Return every record in full. Match each one exactly.

-*-

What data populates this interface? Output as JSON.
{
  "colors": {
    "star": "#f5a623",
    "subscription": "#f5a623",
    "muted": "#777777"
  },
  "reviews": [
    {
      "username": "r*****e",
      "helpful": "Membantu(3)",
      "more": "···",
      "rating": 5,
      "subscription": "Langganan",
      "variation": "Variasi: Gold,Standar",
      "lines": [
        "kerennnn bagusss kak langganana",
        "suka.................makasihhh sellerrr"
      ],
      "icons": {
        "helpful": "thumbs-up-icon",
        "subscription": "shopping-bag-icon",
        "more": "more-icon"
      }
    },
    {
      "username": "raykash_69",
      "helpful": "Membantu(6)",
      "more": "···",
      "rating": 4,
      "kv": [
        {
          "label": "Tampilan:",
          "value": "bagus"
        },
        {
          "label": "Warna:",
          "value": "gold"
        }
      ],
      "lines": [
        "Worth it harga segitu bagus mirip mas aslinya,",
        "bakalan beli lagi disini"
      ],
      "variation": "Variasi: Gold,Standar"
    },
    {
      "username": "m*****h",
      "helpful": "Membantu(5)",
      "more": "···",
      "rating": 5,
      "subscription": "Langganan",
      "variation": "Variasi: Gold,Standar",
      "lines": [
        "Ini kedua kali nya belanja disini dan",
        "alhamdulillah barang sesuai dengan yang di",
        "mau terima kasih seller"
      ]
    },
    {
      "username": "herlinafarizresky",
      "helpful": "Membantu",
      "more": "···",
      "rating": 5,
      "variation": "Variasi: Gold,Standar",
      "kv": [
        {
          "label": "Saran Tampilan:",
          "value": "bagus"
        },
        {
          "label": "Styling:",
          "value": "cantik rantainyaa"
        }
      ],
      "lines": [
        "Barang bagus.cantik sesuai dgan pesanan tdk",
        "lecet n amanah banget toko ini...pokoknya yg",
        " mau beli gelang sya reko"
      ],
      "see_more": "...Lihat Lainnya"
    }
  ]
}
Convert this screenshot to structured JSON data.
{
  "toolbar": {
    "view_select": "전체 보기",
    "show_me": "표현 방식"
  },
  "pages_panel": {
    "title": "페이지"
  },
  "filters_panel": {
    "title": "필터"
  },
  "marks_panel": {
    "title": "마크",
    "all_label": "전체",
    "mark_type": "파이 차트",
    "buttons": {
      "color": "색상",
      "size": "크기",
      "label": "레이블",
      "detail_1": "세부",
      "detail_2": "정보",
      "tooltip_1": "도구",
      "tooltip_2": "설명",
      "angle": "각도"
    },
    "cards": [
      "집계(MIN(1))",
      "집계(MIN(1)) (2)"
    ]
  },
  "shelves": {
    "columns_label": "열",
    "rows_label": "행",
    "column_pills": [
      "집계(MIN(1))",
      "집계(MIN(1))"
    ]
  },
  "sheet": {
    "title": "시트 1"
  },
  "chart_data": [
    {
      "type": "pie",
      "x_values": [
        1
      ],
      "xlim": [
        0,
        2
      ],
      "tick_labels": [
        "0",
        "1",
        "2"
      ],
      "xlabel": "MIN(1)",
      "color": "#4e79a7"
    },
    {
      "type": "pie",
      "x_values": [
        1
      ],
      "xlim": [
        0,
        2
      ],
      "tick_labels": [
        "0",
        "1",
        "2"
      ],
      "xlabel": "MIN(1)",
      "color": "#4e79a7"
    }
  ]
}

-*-

* **Result of this task**
What data populates this interface? Output as JSON.
{
  "colors": {
    "star": "#f5a623",
    "subscription": "#f5a623",
    "muted": "#777777"
  },
  "reviews": [
    {
      "username": "r*****e",
      "helpful": "Membantu(3)",
      "more": "···",
      "rating": 5,
      "subscription": "Langganan",
      "variation": "Variasi: Gold,Standar",
      "lines": [
        "kerennnn bagusss kak langganana",
        "suka.................makasihhh sellerrr"
      ],
      "icons": {
        "helpful": "thumbs-up-icon",
        "subscription": "shopping-bag-icon",
        "more": "more-icon"
      }
    },
    {
      "username": "raykash_69",
      "helpful": "Membantu(6)",
      "more": "···",
      "rating": 4,
      "kv": [
        {
          "label": "Tampilan:",
          "value": "bagus"
        },
        {
          "label": "Warna:",
          "value": "gold"
        }
      ],
      "lines": [
        "Worth it harga segitu bagus mirip mas aslinya,",
        "bakalan beli lagi disini"
      ],
      "variation": "Variasi: Gold,Standar"
    },
    {
      "username": "m*****h",
      "helpful": "Membantu(5)",
      "more": "···",
      "rating": 5,
      "subscription": "Langganan",
      "variation": "Variasi: Gold,Standar",
      "lines": [
        "Ini kedua kali nya belanja disini dan",
        "alhamdulillah barang sesuai dengan yang di",
        "mau terima kasih seller"
      ]
    },
    {
      "username": "herlinafarizresky",
      "helpful": "Membantu",
      "more": "···",
      "rating": 5,
      "variation": "Variasi: Gold,Standar",
      "kv": [
        {
          "label": "Saran Tampilan:",
          "value": "bagus"
        },
        {
          "label": "Styling:",
          "value": "cantik rantainyaa"
        }
      ],
      "lines": [
        "Barang bagus.cantik sesuai dgan pesanan tdk",
        "lecet n amanah banget toko ini...pokoknya yg",
        " mau beli gelang sya reko"
      ],
      "see_more": "...Lihat Lainnya"
    }
  ]
}
Convert this screenshot to structured JSON data.
{
  "toolbar": {
    "view_select": "전체 보기",
    "show_me": "표현 방식"
  },
  "pages_panel": {
    "title": "페이지"
  },
  "filters_panel": {
    "title": "필터"
  },
  "marks_panel": {
    "title": "마크",
    "all_label": "전체",
    "mark_type": "파이 차트",
    "buttons": {
      "color": "색상",
      "size": "크기",
      "label": "레이블",
      "detail_1": "세부",
      "detail_2": "정보",
      "tooltip_1": "도구",
      "tooltip_2": "설명",
      "angle": "각도"
    },
    "cards": [
      "집계(MIN(1))",
      "집계(MIN(1)) (2)"
    ]
  },
  "shelves": {
    "columns_label": "열",
    "rows_label": "행",
    "column_pills": [
      "집계(MIN(1))",
      "집계(MIN(1))"
    ]
  },
  "sheet": {
    "title": "시트 1"
  },
  "chart_data": [
    {
      "type": "pie",
      "x_values": [
        1
      ],
      "xlim": [
        0,
        2
      ],
      "tick_labels": [
        "0",
        "1",
        "2"
      ],
      "xlabel": "MIN(1)",
      "color": "#4e79a7"
    },
    {
      "type": "pie",
      "x_values": [
        1
      ],
      "xlim": [
        0,
        2
      ],
      "tick_labels": [
        "0",
        "1",
        "2"
      ],
      "xlabel": "MIN(1)",
      "color": "#4e79a7"
    }
  ]
}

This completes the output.